Acoustically, the game does balance the need for horror elements to the environment without overdoing it. So, while the screaming and whimpering of the cowering humans is ended with the crunch of cartilage and bones, there are no wet slaps of tentacles as you traverse. Instead, a pleasant soft carolling of schwips as your weight-bearing tendrils flail about to find purchase. The atmospheric soundtrack, composed by Cris Velasco, matches the horror theme perfectly. The tension-filled tracks, rather than filling you with dread, instead drive you further into the carnage as you lay waste to all before you.
Overall, Carrion is not a long game, and manages to find a place in the truly short list of games I’ve actually finished. The game’s length means it sits comfortably between learning how to utilise all the skills, and not overstaying its welcome. If you are looking to speed run this metroidvanian world in your first playthrough, I don’t think you’re going to get much satisfaction out of Carrion. However, if you choose to relish the screams, take revenge on those that hold you back, and take your time to work through the puzzles like the Dexter you always knew you were, then I think this sinewy tale might just be for you.
It is no wonder this game won the 2021 BAFTA’s Game Awards Best Debut Game and was nominated for best original property game.

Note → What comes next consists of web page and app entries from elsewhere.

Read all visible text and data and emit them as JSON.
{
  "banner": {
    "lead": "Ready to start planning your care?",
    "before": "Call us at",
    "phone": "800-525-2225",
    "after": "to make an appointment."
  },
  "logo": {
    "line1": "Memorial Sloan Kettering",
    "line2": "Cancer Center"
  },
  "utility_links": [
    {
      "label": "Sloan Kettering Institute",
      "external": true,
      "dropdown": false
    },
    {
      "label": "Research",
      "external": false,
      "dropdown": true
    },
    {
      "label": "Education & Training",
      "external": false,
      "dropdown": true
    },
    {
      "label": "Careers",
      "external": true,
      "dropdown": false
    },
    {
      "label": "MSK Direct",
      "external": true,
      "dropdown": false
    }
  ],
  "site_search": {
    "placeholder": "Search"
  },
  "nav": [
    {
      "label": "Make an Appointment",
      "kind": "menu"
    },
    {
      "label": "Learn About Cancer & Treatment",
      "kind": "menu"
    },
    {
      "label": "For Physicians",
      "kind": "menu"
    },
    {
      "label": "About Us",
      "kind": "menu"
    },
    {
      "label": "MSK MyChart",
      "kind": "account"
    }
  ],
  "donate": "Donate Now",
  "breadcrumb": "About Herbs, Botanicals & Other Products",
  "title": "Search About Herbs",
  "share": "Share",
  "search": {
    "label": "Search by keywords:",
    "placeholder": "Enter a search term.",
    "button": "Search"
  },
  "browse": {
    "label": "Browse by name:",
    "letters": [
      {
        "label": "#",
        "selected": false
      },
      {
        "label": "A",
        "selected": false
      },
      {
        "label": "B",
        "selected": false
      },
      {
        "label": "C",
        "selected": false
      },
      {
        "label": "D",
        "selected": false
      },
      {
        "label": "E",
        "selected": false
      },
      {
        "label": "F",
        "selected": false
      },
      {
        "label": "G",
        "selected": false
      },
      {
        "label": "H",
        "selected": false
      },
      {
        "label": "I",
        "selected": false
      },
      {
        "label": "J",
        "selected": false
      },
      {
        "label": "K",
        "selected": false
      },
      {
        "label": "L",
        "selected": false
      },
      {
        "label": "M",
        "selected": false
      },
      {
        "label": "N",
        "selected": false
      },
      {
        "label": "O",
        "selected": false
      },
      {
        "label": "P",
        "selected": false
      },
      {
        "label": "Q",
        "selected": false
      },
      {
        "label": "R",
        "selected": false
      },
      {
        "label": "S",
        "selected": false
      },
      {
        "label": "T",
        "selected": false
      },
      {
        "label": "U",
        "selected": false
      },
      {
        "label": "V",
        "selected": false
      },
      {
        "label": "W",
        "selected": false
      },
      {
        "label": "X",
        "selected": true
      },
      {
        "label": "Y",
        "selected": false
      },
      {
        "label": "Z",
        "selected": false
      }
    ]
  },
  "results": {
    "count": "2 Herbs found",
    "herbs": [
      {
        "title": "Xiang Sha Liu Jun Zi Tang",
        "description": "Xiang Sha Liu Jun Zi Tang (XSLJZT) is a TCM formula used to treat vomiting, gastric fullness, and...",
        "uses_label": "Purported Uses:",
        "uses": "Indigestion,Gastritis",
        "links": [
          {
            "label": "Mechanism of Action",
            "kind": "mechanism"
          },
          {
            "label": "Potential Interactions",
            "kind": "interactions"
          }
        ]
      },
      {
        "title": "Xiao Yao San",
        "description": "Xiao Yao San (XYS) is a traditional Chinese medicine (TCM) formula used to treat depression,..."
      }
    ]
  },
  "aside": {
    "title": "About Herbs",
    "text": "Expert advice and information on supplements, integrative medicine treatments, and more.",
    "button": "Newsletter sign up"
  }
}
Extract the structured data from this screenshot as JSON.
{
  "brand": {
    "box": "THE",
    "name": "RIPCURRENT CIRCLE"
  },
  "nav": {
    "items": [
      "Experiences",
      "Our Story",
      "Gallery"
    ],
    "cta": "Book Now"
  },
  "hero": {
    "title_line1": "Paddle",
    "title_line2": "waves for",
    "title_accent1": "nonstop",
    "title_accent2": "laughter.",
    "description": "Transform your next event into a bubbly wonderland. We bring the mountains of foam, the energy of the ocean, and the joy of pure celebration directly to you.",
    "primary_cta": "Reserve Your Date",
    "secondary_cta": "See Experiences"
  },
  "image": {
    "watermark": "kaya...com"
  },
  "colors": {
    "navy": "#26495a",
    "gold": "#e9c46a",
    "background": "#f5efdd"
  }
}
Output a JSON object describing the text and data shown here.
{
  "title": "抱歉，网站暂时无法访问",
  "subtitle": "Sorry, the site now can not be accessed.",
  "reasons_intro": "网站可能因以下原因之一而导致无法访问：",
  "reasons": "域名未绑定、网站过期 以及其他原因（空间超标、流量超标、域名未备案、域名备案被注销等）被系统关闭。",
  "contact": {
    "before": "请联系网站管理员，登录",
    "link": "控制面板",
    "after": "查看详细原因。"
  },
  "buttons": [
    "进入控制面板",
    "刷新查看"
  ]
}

I’m a not quite Atari old school, but definitely a 5½ inch floppy, anti-piracy Code Books/Wheel, hooking up the Nintendo Entertainment system via the Aux Cable attachment and turning the TV knob to channel 4, kind of Old School gamer. I grew up in Melbourne but have couch/console surfed most of the east coast of Australia with a laptop, hard drive and a Nintendo device in tow. I was indoctrinated into the gamer world at a young age with Sierra’s Mother Goose and Super Mario Bros. Now I’ll play on anything I can get my hands on; clickers and puzzle games on mobile, PC MMO’s, FPS’s and anything that will turn my PC tower into a wind tunnel. I’m working at getting more into consoles, but I still can’t play a twin-stick shooter to save my life. In my heart of hearts, I am a social gamer. My best memories of gaming are from playing games with friends, battling together in an MMO like World of Warcraft or Destiny 2, chatting about tips, tricks and trades in Animal Crossing or just sitting together while swapping controllers in Super Smash Brothers. That, or a puzzle/management sim game like Factorio, those can make me zone out for hours. My favourite game? Let’s find out together.